Your employer can’t fire you because you had a beer or a glass of wine with your dinner at home. They also can’t fire you because a drug test shows traces of a prescribed medication in your system.
Why, then, should they be able to fire you because you use marijuana – which is legal for adults in this state to buy and consume – when you’re on your own time? If Assembly Bill (AB) 2188 becomes law, they won’t have that option.
AB 2188 would expand the Fair Employment and Housing Act (FEHA)
The new bill would still permit a few exemptions (already codified under existing laws) for employers who need to maintain a strict drug-free workplace. It also will not stop employers from firing an employee for being under the active influence of marijuana on the job. An employer wouldn’t be able to demand a random drug screening and use the positive test result for cannabis metabolites as an excuse to fire the employee.
Advocates for the legislation say it is needed to give many people who rely on cannabis products when they’re not working to treat a variety of painful and potentially debilitating conditions protections against discrimination that their peers don’t face. Meanwhile, those opposed to the bill are particularly concerned about the cost and feasibility of tests that will distinguish between the psychoactive and non-psychoactive traces of the drugs in a user’s system.

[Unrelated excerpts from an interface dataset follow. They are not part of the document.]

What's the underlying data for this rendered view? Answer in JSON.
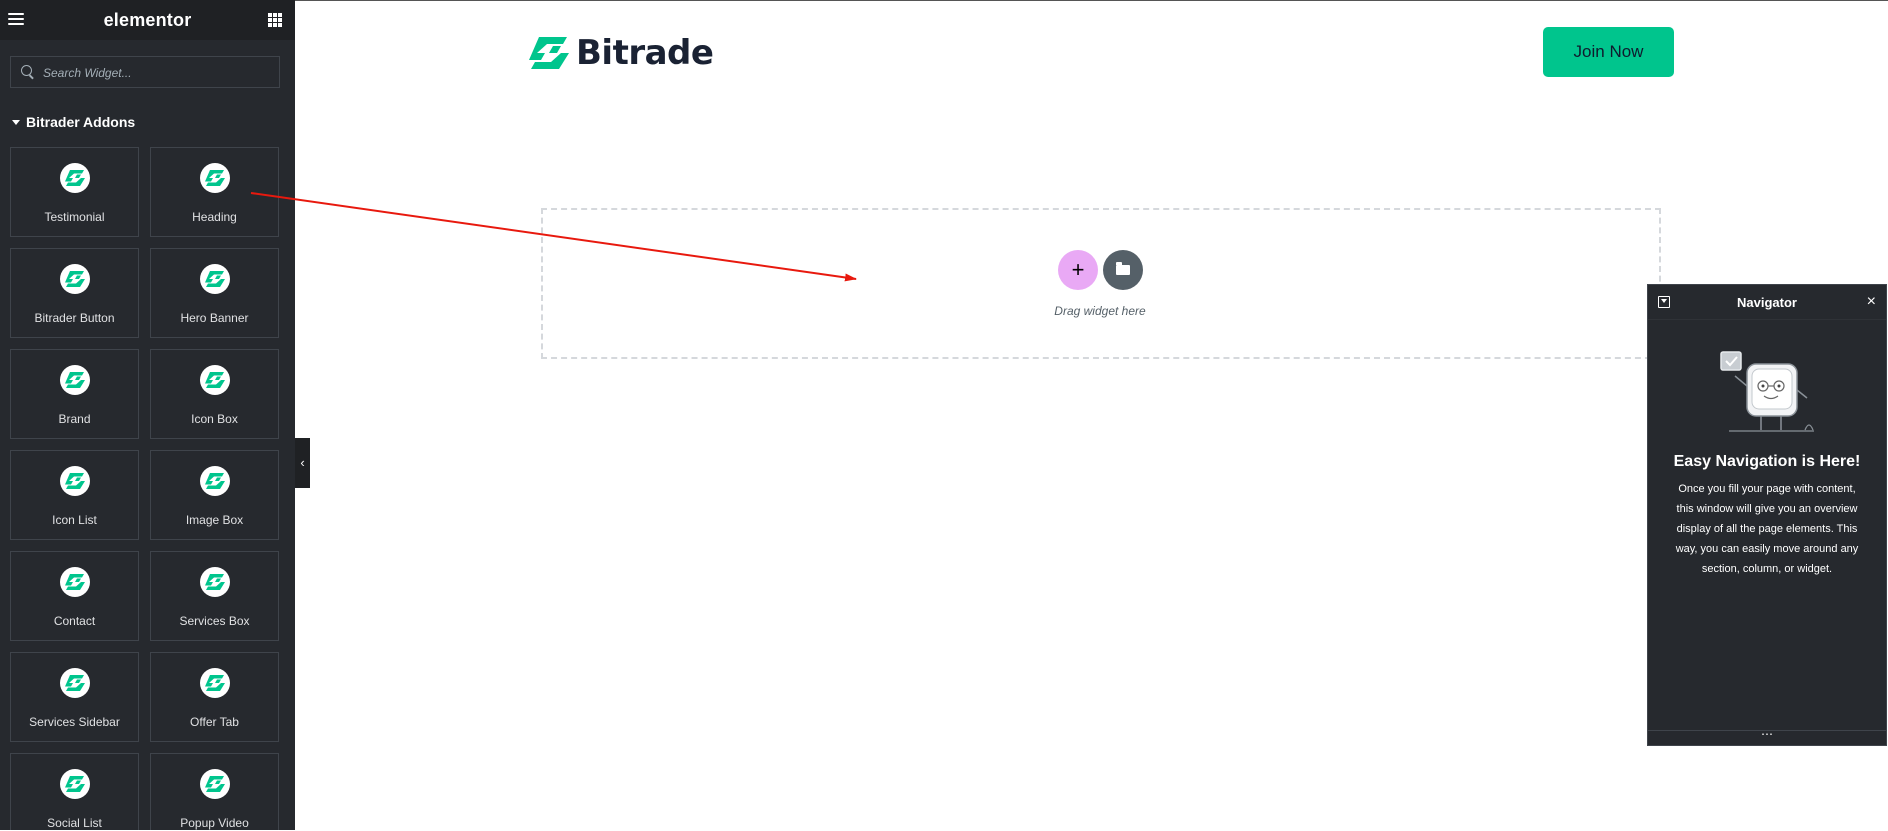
{
  "sidebar": {
    "logo": "elementor",
    "search_placeholder": "Search Widget...",
    "category": "Bitrader Addons",
    "widgets": [
      {
        "label": "Testimonial"
      },
      {
        "label": "Heading"
      },
      {
        "label": "Bitrader Button"
      },
      {
        "label": "Hero Banner"
      },
      {
        "label": "Brand"
      },
      {
        "label": "Icon Box"
      },
      {
        "label": "Icon List"
      },
      {
        "label": "Image Box"
      },
      {
        "label": "Contact"
      },
      {
        "label": "Services Box"
      },
      {
        "label": "Services Sidebar"
      },
      {
        "label": "Offer Tab"
      },
      {
        "label": "Social List"
      },
      {
        "label": "Popup Video"
      }
    ],
    "collapse_icon": "‹"
  },
  "canvas": {
    "brand": "Bitrade",
    "join_label": "Join Now",
    "dropzone_text": "Drag widget here",
    "add_icon": "+"
  },
  "navigator": {
    "title": "Navigator",
    "close_icon": "×",
    "heading": "Easy Navigation is Here!",
    "body": "Once you fill your page with content, this window will give you an overview display of all the page elements. This way, you can easily move around any section, column, or widget.",
    "footer_icon": "⋯"
  },
  "colors": {
    "brand_green": "#00c58d",
    "panel_dark": "#26292e",
    "arrow_red": "#e8190e",
    "add_button_pink": "#e9a9f5"
  }
}
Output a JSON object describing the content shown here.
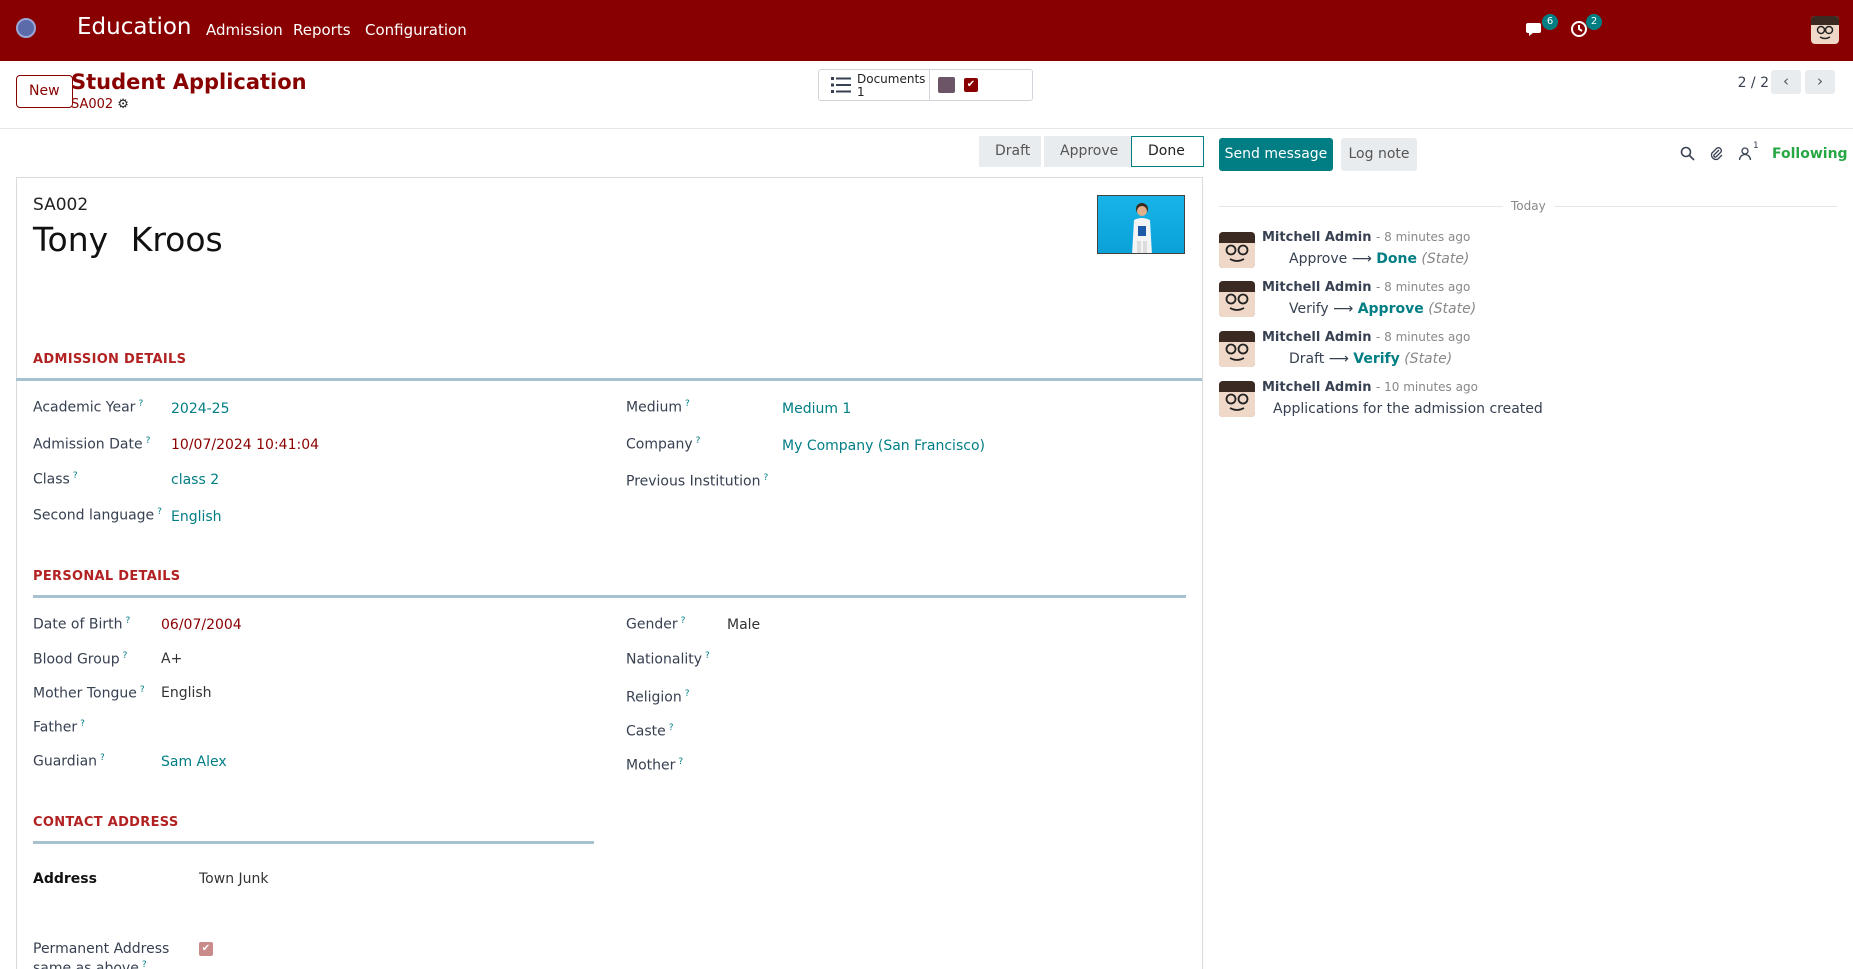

It remains to be seen how much traction AB 2188 will gain, but it’s a sign of a step in the right direction. Workplace discrimination is never acceptable. If you’ve been unfairly treated because of your differences from your peers, it may be time to seek legal guidance.